=== EXERCISE PROMPT ===
The complete listing goes into the output exactly, without its pictures.

=== DATA TO USE ===
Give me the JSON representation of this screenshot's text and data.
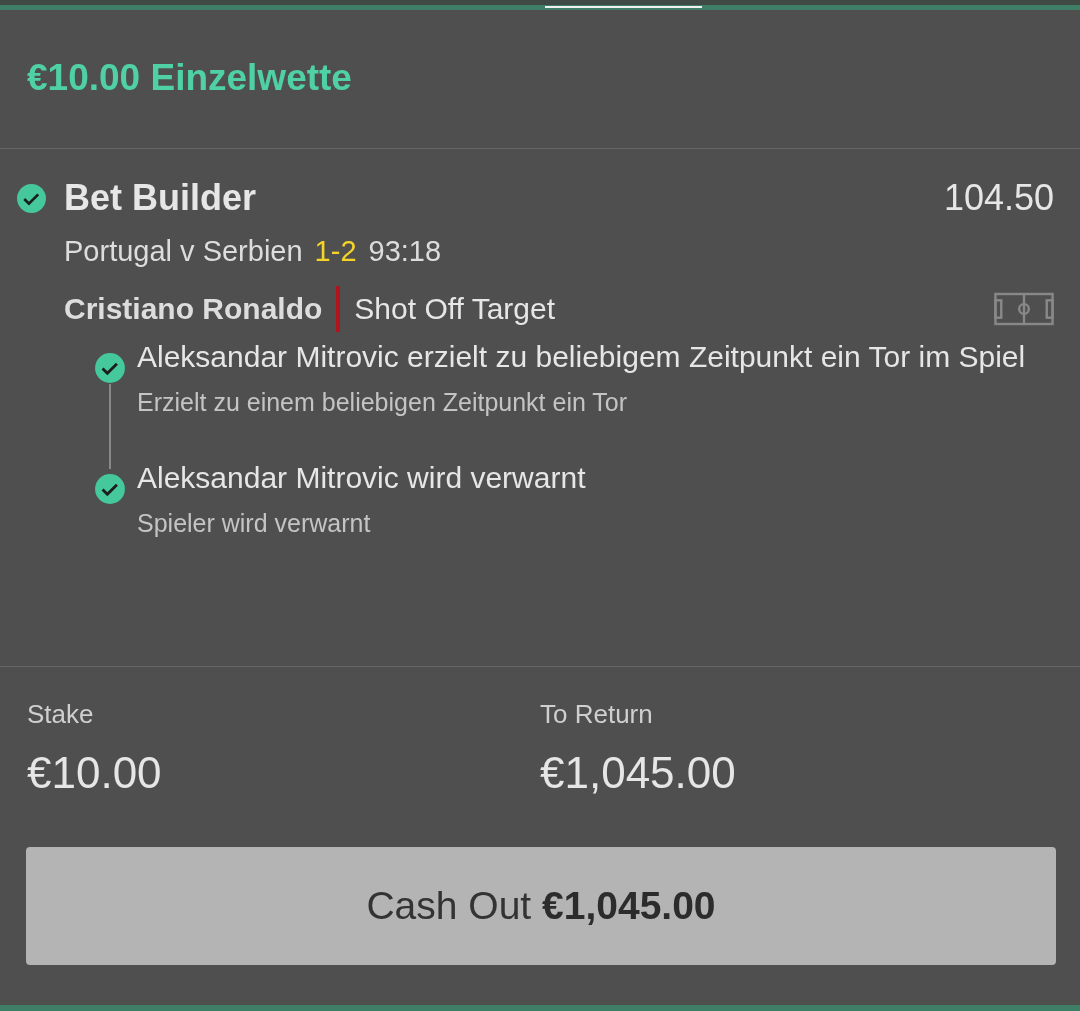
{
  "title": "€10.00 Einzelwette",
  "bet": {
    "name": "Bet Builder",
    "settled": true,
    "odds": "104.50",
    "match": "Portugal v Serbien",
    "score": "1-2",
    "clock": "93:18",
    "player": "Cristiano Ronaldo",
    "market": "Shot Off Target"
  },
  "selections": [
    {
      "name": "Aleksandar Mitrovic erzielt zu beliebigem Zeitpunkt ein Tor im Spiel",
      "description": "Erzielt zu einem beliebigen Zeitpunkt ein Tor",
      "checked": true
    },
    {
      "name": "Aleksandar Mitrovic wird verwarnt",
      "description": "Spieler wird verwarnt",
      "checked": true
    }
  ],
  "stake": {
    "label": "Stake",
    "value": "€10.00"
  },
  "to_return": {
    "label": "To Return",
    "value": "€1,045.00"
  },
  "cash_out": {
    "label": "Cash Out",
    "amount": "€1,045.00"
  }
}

=== RESPONSE TO THE EXERCISE ===
Give me the JSON representation of this screenshot's text and data.
{
  "title": "€10.00 Einzelwette",
  "bet": {
    "name": "Bet Builder",
    "settled": true,
    "odds": "104.50",
    "match": "Portugal v Serbien",
    "score": "1-2",
    "clock": "93:18",
    "player": "Cristiano Ronaldo",
    "market": "Shot Off Target"
  },
  "selections": [
    {
      "name": "Aleksandar Mitrovic erzielt zu beliebigem Zeitpunkt ein Tor im Spiel",
      "description": "Erzielt zu einem beliebigen Zeitpunkt ein Tor",
      "checked": true
    },
    {
      "name": "Aleksandar Mitrovic wird verwarnt",
      "description": "Spieler wird verwarnt",
      "checked": true
    }
  ],
  "stake": {
    "label": "Stake",
    "value": "€10.00"
  },
  "to_return": {
    "label": "To Return",
    "value": "€1,045.00"
  },
  "cash_out": {
    "label": "Cash Out",
    "amount": "€1,045.00"
  }
}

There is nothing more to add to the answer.